= The records =
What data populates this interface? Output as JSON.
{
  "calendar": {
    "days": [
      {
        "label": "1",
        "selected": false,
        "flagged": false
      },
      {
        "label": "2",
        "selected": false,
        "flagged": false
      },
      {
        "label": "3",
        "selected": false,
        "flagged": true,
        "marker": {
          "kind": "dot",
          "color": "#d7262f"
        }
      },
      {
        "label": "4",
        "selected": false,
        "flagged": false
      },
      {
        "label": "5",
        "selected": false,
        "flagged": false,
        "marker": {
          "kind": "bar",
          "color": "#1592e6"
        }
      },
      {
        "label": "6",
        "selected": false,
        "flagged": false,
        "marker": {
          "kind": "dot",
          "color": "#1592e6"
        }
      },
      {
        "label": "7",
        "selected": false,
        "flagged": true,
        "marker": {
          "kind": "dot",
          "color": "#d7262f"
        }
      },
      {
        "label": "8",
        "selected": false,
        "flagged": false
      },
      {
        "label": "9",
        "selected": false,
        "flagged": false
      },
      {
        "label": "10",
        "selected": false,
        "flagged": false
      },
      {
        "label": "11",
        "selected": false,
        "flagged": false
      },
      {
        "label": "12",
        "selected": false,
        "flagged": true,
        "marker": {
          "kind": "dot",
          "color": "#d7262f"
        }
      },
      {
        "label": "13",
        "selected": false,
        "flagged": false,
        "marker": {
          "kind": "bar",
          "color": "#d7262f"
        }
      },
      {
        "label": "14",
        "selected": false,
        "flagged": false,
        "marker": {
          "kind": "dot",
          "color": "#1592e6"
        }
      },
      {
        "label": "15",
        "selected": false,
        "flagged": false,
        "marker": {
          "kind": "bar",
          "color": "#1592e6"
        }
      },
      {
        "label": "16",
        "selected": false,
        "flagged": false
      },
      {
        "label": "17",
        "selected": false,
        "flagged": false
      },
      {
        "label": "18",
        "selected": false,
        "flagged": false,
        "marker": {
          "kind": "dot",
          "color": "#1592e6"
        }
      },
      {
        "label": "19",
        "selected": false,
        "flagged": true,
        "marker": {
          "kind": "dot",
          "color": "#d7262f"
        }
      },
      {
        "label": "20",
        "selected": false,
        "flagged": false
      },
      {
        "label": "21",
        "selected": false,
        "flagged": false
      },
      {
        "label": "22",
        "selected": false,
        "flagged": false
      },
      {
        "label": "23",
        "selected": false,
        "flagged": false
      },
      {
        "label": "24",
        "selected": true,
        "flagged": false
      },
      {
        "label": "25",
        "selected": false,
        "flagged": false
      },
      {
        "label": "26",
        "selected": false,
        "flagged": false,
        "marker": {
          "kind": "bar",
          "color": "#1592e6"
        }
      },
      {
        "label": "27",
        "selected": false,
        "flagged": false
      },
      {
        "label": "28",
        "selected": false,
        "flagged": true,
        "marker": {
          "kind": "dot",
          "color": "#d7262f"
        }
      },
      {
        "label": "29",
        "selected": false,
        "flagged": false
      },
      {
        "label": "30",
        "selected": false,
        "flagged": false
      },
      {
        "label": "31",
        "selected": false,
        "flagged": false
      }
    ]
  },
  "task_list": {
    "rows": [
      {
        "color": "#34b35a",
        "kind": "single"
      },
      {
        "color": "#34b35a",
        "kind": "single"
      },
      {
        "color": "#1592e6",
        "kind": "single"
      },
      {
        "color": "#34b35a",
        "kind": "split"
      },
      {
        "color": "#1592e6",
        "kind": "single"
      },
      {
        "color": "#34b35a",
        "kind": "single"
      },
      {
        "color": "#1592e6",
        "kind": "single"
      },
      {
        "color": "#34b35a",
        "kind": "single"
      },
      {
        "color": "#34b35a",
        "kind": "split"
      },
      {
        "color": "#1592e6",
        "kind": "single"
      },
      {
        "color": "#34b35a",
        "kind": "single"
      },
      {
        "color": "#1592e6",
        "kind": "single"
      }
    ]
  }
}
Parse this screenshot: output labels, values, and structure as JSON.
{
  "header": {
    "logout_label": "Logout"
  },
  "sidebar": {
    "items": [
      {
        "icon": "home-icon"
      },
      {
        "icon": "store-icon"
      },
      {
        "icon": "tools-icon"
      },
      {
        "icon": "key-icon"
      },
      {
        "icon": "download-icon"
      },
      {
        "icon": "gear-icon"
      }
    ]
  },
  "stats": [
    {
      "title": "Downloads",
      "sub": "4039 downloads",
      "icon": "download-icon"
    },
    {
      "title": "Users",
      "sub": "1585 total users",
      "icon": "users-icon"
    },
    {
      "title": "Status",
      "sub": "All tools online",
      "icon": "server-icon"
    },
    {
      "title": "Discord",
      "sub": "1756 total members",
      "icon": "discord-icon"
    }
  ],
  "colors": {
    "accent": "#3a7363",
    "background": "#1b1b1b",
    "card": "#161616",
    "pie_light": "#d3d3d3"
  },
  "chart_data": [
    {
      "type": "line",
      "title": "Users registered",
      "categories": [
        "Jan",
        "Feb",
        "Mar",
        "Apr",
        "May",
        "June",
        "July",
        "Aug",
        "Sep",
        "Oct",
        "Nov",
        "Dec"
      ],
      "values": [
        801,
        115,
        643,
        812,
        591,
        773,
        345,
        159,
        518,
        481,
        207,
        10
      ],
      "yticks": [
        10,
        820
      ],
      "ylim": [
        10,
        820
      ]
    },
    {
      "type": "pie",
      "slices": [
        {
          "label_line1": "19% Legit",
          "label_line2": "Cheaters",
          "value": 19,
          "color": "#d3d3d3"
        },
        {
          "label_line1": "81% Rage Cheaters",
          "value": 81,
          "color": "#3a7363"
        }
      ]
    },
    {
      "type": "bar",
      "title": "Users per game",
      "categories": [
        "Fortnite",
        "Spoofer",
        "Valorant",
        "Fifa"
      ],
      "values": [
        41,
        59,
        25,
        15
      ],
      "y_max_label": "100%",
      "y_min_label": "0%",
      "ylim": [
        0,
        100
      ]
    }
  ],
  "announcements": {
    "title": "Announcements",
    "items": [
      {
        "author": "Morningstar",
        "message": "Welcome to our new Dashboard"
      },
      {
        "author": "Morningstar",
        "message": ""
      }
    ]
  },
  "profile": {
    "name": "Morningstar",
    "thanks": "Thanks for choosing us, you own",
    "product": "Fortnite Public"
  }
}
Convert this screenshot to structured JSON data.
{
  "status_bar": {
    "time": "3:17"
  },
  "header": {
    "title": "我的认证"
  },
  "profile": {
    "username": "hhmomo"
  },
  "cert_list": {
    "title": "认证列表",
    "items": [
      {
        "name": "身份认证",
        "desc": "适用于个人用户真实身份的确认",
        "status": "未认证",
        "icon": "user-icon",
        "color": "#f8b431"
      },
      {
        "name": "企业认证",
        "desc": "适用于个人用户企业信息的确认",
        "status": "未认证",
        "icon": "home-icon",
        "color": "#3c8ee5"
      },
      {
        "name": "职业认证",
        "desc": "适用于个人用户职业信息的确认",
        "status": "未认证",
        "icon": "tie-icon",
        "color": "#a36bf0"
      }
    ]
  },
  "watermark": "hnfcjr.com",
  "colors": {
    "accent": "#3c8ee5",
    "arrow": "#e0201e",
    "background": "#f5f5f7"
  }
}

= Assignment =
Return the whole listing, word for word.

= Task output =
What data populates this interface? Output as JSON.
{
  "calendar": {
    "days": [
      {
        "label": "1",
        "selected": false,
        "flagged": false
      },
      {
        "label": "2",
        "selected": false,
        "flagged": false
      },
      {
        "label": "3",
        "selected": false,
        "flagged": true,
        "marker": {
          "kind": "dot",
          "color": "#d7262f"
        }
      },
      {
        "label": "4",
        "selected": false,
        "flagged": false
      },
      {
        "label": "5",
        "selected": false,
        "flagged": false,
        "marker": {
          "kind": "bar",
          "color": "#1592e6"
        }
      },
      {
        "label": "6",
        "selected": false,
        "flagged": false,
        "marker": {
          "kind": "dot",
          "color": "#1592e6"
        }
      },
      {
        "label": "7",
        "selected": false,
        "flagged": true,
        "marker": {
          "kind": "dot",
          "color": "#d7262f"
        }
      },
      {
        "label": "8",
        "selected": false,
        "flagged": false
      },
      {
        "label": "9",
        "selected": false,
        "flagged": false
      },
      {
        "label": "10",
        "selected": false,
        "flagged": false
      },
      {
        "label": "11",
        "selected": false,
        "flagged": false
      },
      {
        "label": "12",
        "selected": false,
        "flagged": true,
        "marker": {
          "kind": "dot",
          "color": "#d7262f"
        }
      },
      {
        "label": "13",
        "selected": false,
        "flagged": false,
        "marker": {
          "kind": "bar",
          "color": "#d7262f"
        }
      },
      {
        "label": "14",
        "selected": false,
        "flagged": false,
        "marker": {
          "kind": "dot",
          "color": "#1592e6"
        }
      },
      {
        "label": "15",
        "selected": false,
        "flagged": false,
        "marker": {
          "kind": "bar",
          "color": "#1592e6"
        }
      },
      {
        "label": "16",
        "selected": false,
        "flagged": false
      },
      {
        "label": "17",
        "selected": false,
        "flagged": false
      },
      {
        "label": "18",
        "selected": false,
        "flagged": false,
        "marker": {
          "kind": "dot",
          "color": "#1592e6"
        }
      },
      {
        "label": "19",
        "selected": false,
        "flagged": true,
        "marker": {
          "kind": "dot",
          "color": "#d7262f"
        }
      },
      {
        "label": "20",
        "selected": false,
        "flagged": false
      },
      {
        "label": "21",
        "selected": false,
        "flagged": false
      },
      {
        "label": "22",
        "selected": false,
        "flagged": false
      },
      {
        "label": "23",
        "selected": false,
        "flagged": false
      },
      {
        "label": "24",
        "selected": true,
        "flagged": false
      },
      {
        "label": "25",
        "selected": false,
        "flagged": false
      },
      {
        "label": "26",
        "selected": false,
        "flagged": false,
        "marker": {
          "kind": "bar",
          "color": "#1592e6"
        }
      },
      {
        "label": "27",
        "selected": false,
        "flagged": false
      },
      {
        "label": "28",
        "selected": false,
        "flagged": true,
        "marker": {
          "kind": "dot",
          "color": "#d7262f"
        }
      },
      {
        "label": "29",
        "selected": false,
        "flagged": false
      },
      {
        "label": "30",
        "selected": false,
        "flagged": false
      },
      {
        "label": "31",
        "selected": false,
        "flagged": false
      }
    ]
  },
  "task_list": {
    "rows": [
      {
        "color": "#34b35a",
        "kind": "single"
      },
      {
        "color": "#34b35a",
        "kind": "single"
      },
      {
        "color": "#1592e6",
        "kind": "single"
      },
      {
        "color": "#34b35a",
        "kind": "split"
      },
      {
        "color": "#1592e6",
        "kind": "single"
      },
      {
        "color": "#34b35a",
        "kind": "single"
      },
      {
        "color": "#1592e6",
        "kind": "single"
      },
      {
        "color": "#34b35a",
        "kind": "single"
      },
      {
        "color": "#34b35a",
        "kind": "split"
      },
      {
        "color": "#1592e6",
        "kind": "single"
      },
      {
        "color": "#34b35a",
        "kind": "single"
      },
      {
        "color": "#1592e6",
        "kind": "single"
      }
    ]
  }
}
Parse this screenshot: output labels, values, and structure as JSON.
{
  "header": {
    "logout_label": "Logout"
  },
  "sidebar": {
    "items": [
      {
        "icon": "home-icon"
      },
      {
        "icon": "store-icon"
      },
      {
        "icon": "tools-icon"
      },
      {
        "icon": "key-icon"
      },
      {
        "icon": "download-icon"
      },
      {
        "icon": "gear-icon"
      }
    ]
  },
  "stats": [
    {
      "title": "Downloads",
      "sub": "4039 downloads",
      "icon": "download-icon"
    },
    {
      "title": "Users",
      "sub": "1585 total users",
      "icon": "users-icon"
    },
    {
      "title": "Status",
      "sub": "All tools online",
      "icon": "server-icon"
    },
    {
      "title": "Discord",
      "sub": "1756 total members",
      "icon": "discord-icon"
    }
  ],
  "colors": {
    "accent": "#3a7363",
    "background": "#1b1b1b",
    "card": "#161616",
    "pie_light": "#d3d3d3"
  },
  "chart_data": [
    {
      "type": "line",
      "title": "Users registered",
      "categories": [
        "Jan",
        "Feb",
        "Mar",
        "Apr",
        "May",
        "June",
        "July",
        "Aug",
        "Sep",
        "Oct",
        "Nov",
        "Dec"
      ],
      "values": [
        801,
        115,
        643,
        812,
        591,
        773,
        345,
        159,
        518,
        481,
        207,
        10
      ],
      "yticks": [
        10,
        820
      ],
      "ylim": [
        10,
        820
      ]
    },
    {
      "type": "pie",
      "slices": [
        {
          "label_line1": "19% Legit",
          "label_line2": "Cheaters",
          "value": 19,
          "color": "#d3d3d3"
        },
        {
          "label_line1": "81% Rage Cheaters",
          "value": 81,
          "color": "#3a7363"
        }
      ]
    },
    {
      "type": "bar",
      "title": "Users per game",
      "categories": [
        "Fortnite",
        "Spoofer",
        "Valorant",
        "Fifa"
      ],
      "values": [
        41,
        59,
        25,
        15
      ],
      "y_max_label": "100%",
      "y_min_label": "0%",
      "ylim": [
        0,
        100
      ]
    }
  ],
  "announcements": {
    "title": "Announcements",
    "items": [
      {
        "author": "Morningstar",
        "message": "Welcome to our new Dashboard"
      },
      {
        "author": "Morningstar",
        "message": ""
      }
    ]
  },
  "profile": {
    "name": "Morningstar",
    "thanks": "Thanks for choosing us, you own",
    "product": "Fortnite Public"
  }
}
Convert this screenshot to structured JSON data.
{
  "status_bar": {
    "time": "3:17"
  },
  "header": {
    "title": "我的认证"
  },
  "profile": {
    "username": "hhmomo"
  },
  "cert_list": {
    "title": "认证列表",
    "items": [
      {
        "name": "身份认证",
        "desc": "适用于个人用户真实身份的确认",
        "status": "未认证",
        "icon": "user-icon",
        "color": "#f8b431"
      },
      {
        "name": "企业认证",
        "desc": "适用于个人用户企业信息的确认",
        "status": "未认证",
        "icon": "home-icon",
        "color": "#3c8ee5"
      },
      {
        "name": "职业认证",
        "desc": "适用于个人用户职业信息的确认",
        "status": "未认证",
        "icon": "tie-icon",
        "color": "#a36bf0"
      }
    ]
  },
  "watermark": "hnfcjr.com",
  "colors": {
    "accent": "#3c8ee5",
    "arrow": "#e0201e",
    "background": "#f5f5f7"
  }
}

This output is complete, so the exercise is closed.